My friend Patty drives from Higgins Lake to Ann Arbor, Michigan regularly. She calls when she’s on the road. Just south of St. John’s, the highway flattens out into farm country, which is usually when my phone rings because I think the landscape gets boring, or at least hypnotizing.
One day last year she called laughing because she had seen a sign for “baby pygmy goats.” Neither one of us knew what they were, but we both had fun saying the words. She noticed it was early spring and said, “Next year I will watch for the first day the sign is out and that will be Baby Pygmy Goat Day: the first sign of spring.”
She called yesterday afternoon to say February 13 was Baby Pygmy Goat Day. The sign was out; five babies were available. Since I had already blogged yesterday, I did not get a chance to tell you, but a few Baby Pygmy Goat festivities added to Valentine’s Day have to be a plus, don’t you think?
As far as the little goats go, I found a bunch of information here and even an audio clip of a goat bleat. The goats are cute and evidently a bunch of folks are really into them, but I’m celebrating Baby Pygmy Goat Day because of my friend. We’ve known each other for almost twenty-five years and have seen each other through a lot of stuff. She stood up with me at my wedding. She and Ginger are also good friends. I will mark February 13 on my calendar as An Important Day because I’m friends with Patty.
Which brings me to February 14.
Tuesday night is committee meeting night at my church, every week a different committee. Christian Education meets the second week of the month. When we got to the end of our January meeting, the chairperson said, “Our next meeting will be February 14.”
“I can’t meet then;” I said, “it’s Valentine’s Day.” So they moved the meeting a week earlier.
A former teaching colleague chided me one year because I was making plans for Valentine’s. “It’s nothing but a Hallmark holiday,” he said. Several others around the lunch table agreed.
“Maybe so,” I replied, “but I figure any excuse to tell Ginger I love her is worth enjoying, regardless of who came up with the idea.” And so I’m off to pick up roses (peach) and chocolate (free trade) and then we will make our annual pilgrimage to the Hard Rock Cafe.

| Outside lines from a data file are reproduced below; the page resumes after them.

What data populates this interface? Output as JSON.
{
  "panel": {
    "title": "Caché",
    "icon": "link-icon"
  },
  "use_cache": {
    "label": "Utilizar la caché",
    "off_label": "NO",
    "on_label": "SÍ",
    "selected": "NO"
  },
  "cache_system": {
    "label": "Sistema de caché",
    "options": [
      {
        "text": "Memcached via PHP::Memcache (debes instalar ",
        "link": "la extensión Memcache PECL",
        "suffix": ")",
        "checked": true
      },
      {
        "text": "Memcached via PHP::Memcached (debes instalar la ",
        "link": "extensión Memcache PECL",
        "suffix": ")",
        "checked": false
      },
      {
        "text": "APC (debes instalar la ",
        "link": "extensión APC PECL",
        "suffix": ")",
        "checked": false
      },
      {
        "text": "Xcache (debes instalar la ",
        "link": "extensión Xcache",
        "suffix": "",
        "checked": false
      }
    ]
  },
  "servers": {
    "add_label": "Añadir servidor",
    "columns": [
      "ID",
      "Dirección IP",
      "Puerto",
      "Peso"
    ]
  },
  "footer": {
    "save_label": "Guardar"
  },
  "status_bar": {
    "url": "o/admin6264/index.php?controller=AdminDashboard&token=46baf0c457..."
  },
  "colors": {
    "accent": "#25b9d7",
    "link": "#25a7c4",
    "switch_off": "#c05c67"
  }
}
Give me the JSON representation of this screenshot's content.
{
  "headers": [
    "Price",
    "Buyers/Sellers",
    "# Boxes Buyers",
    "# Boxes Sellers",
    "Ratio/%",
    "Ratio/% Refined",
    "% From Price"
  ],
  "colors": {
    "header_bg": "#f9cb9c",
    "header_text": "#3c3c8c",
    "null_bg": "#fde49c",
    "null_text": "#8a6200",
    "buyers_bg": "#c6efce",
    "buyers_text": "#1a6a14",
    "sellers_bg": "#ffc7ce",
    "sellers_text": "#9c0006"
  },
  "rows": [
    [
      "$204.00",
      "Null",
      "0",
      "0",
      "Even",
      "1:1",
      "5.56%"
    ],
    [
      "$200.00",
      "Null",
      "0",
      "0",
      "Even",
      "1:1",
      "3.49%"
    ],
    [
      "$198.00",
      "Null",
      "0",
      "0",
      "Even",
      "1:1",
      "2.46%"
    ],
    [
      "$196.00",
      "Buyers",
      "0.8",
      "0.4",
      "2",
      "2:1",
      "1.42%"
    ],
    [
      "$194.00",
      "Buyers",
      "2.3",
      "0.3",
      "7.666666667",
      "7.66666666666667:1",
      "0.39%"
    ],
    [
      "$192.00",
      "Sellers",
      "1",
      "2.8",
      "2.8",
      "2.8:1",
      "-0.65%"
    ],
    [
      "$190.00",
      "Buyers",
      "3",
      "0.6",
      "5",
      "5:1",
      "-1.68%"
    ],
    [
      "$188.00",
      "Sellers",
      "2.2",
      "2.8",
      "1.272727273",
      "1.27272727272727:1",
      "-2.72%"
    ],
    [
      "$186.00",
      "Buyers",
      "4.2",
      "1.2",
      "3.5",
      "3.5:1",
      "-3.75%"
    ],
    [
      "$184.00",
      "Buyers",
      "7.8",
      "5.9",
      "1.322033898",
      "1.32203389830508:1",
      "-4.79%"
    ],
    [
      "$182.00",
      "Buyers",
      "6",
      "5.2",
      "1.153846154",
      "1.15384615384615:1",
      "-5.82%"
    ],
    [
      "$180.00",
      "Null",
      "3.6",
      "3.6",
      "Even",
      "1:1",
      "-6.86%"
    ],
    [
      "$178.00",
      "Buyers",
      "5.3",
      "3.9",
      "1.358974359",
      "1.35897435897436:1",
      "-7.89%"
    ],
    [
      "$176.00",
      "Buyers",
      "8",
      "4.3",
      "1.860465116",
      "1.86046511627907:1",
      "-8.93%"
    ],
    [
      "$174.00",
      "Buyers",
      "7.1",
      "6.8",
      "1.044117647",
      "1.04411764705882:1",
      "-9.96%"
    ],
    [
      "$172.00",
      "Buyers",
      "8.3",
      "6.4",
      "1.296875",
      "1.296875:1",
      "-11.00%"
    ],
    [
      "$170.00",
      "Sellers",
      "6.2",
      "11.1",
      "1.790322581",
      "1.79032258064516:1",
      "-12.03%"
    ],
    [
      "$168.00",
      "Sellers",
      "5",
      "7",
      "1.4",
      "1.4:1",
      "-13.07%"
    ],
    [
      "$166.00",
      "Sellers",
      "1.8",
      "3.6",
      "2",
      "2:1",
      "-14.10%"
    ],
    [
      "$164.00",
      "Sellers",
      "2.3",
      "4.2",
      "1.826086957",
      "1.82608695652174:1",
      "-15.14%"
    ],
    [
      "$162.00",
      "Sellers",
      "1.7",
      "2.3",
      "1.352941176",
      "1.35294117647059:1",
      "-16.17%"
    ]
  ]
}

Valentine’s Day 1989 was early in our relationship. I took her to the Hard Rock in Dallas because she loved the place. They had a band that night. The restaurant gave everyone a glass of champagne. The night was full of energy and electricity for us; we both knew something was happening we didn’t quite comprehend. About half way through the set, the lead singer called his girlfriend up on stage and proposed. Ginger and I both knocked over our champagne glasses. When we got to the car after dinner, I moved to unlock her door and surprised her with a kiss that rivaled the one between Wesley and Buttercup at the end of The Princess Bride. It was a great night.
Life does enough to pull as apart, whether we are friends or lovers. The people who stay connected are the people who are determined to stay connected, who work at it, who find ways to build reminders of the bonds that matter into the daily routines of existence. When we get our cell phone bill every month, Ginger and I laugh because most of our minutes are spent talking to each other, and most of those calls are just to say hello.
I don’t really care about pygmy goats, but Baby Pygmy Goat Day matters because it connects me to my friend Patty.
Hallmark or not, I’m going to celebrate the hell out of Valentine’s Day because Ginger — the woman I love more than anyone else in the world — is going to dinner with me.
And when we get to the car, I’m planning on the Best Kiss Ever.
Peace (and Love),